Absolute Return September Letter
A case of broken BRICS?
“When written in Chinese, the word ‘crisis’ is composed of two characters. One represents danger and the other represents opportunity.”
John F Kennedy
Whilst many chose to spend August on the beach, a full-blown crisis developed across emerging markets, and the BRICS in particular. The ‘B’ got into trouble with its currency under severe pressure. So did the ‘I’ and the ‘S’, whilst the ‘R’ and the ‘C’ both experienced loads of bad news on the economic front. Not exactly what you have come to expect from the BRICS.
The first seven trading days of September have offered all of these markets some much needed breathing space with EM currencies, bond and equity markets all doing considerably better. It is thus tempting to conclude that this was just another one of those summer hiccups that have become the norm in recent years. I do not buy that argument for one second, though. There are some very sound fundamental reasons why the crisis erupted now, which we will get into a little bit later.
Perhaps most surprisingly, though, the EM crisis didn’t (and still doesn’t) get a huge amount of media coverage. I suspect that, when you come up against a human disaster like the one which is currently unfolding in Syria, a currency crisis tends to be somewhat overlooked. The use of chemical weapons is a much better news story than collapsing foreign exchange rates and, as we all know, the world’s media are so utterly one-dimensional that they can only deal with one crisis at a time.

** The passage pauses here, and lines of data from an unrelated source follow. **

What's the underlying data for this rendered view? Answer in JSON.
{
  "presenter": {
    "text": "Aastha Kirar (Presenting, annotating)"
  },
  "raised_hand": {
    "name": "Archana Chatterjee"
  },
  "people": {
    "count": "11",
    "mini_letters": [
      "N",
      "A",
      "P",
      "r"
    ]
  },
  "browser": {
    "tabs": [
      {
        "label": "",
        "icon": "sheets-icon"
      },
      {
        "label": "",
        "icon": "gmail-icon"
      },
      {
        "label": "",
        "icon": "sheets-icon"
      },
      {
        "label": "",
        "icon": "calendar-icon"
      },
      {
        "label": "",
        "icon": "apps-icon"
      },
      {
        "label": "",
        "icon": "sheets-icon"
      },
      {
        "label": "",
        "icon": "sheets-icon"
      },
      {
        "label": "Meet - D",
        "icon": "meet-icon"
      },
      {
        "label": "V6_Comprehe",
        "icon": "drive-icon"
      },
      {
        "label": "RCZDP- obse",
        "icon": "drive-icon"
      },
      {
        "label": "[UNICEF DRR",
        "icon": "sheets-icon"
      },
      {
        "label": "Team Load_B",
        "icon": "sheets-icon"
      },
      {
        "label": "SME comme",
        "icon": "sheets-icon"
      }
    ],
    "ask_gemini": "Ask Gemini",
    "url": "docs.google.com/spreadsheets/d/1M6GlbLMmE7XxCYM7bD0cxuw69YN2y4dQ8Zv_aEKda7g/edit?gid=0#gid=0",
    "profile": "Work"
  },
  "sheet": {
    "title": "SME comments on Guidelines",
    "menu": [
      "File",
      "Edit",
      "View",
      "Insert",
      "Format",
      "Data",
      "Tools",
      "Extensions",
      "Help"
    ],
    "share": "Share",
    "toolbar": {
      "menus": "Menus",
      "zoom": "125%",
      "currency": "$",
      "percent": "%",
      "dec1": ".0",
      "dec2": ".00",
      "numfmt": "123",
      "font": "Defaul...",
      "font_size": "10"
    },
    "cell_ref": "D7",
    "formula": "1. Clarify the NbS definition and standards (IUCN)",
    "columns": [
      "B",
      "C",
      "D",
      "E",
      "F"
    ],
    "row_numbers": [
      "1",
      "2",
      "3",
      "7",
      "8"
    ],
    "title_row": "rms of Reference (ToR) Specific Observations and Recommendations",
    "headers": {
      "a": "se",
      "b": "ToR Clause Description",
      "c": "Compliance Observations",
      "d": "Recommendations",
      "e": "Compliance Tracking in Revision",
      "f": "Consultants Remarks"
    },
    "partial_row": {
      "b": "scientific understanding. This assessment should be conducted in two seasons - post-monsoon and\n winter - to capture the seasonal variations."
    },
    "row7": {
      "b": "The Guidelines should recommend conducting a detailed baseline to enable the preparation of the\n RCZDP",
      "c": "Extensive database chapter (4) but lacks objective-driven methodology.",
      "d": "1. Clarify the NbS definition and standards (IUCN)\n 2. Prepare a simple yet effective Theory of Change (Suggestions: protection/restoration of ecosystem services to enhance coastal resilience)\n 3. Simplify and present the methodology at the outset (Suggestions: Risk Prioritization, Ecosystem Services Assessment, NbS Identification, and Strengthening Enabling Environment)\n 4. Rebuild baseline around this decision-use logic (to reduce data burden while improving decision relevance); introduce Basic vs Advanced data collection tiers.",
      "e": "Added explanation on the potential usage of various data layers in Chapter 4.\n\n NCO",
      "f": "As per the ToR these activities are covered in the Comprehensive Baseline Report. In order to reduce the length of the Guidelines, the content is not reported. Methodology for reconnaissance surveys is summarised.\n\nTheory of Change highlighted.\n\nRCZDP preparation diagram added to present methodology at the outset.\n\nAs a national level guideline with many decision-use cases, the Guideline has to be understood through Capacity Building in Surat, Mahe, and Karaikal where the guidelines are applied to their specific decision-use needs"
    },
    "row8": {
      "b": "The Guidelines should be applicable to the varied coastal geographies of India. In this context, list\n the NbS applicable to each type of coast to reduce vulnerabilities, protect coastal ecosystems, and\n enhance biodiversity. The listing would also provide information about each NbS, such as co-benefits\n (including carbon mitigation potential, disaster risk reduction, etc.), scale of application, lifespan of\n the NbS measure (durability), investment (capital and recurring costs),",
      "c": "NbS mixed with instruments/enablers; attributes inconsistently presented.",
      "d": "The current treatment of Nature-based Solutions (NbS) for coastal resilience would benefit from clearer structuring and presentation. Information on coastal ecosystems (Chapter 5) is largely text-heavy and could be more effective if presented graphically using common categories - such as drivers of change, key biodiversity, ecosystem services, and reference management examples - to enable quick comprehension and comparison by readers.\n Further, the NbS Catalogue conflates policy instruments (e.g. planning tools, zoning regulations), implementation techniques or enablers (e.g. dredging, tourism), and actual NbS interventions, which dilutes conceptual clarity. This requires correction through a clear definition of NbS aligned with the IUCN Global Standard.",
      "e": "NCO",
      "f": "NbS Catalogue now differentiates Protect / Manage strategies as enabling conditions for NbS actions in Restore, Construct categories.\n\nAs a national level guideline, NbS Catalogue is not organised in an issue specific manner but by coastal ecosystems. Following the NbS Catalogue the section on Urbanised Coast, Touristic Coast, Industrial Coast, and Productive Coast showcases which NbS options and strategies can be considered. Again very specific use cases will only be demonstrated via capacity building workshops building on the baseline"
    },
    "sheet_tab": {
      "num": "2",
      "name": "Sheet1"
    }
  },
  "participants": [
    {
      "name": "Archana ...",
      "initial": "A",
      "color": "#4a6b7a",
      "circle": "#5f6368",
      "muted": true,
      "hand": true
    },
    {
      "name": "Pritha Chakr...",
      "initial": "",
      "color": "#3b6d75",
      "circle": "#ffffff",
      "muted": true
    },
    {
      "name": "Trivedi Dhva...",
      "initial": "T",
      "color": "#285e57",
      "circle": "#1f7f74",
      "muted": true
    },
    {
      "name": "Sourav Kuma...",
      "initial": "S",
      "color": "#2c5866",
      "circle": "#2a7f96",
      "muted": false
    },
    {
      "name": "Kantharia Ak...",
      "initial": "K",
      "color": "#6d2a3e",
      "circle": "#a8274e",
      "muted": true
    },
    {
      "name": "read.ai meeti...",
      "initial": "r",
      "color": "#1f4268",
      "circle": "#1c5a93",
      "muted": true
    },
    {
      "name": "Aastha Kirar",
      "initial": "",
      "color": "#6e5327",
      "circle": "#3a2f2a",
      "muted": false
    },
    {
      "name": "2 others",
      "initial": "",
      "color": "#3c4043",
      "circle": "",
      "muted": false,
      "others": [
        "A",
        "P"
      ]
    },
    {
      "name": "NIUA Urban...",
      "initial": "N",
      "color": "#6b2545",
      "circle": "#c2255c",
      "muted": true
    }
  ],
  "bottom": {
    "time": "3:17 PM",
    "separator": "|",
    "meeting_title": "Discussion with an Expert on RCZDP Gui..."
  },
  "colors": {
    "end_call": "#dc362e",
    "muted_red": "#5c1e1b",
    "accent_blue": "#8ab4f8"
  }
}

Now, I am not for a single moment suggesting that what is going on in emerging markets is more important than the unmitigated human tragedy in Syria. Far from it; however, the reality is that the financial system is a cynical beast. It doesn’t really care much about human disasters. Even political crises, however dramatic, tend to have only a passing effect on markets. No, what really matters to the markets is a good old fashioned financial crisis.
Before I go any further, please accept an apology. This letter is late, very late. We try to publish the Absolute Return Letter within the first five days of the month, but there is just too many things going on at the moment. It is also quite a short letter this month. It looks long but, in terms of word count, it is one of the shortest I have ever written. You may actually find that liberating!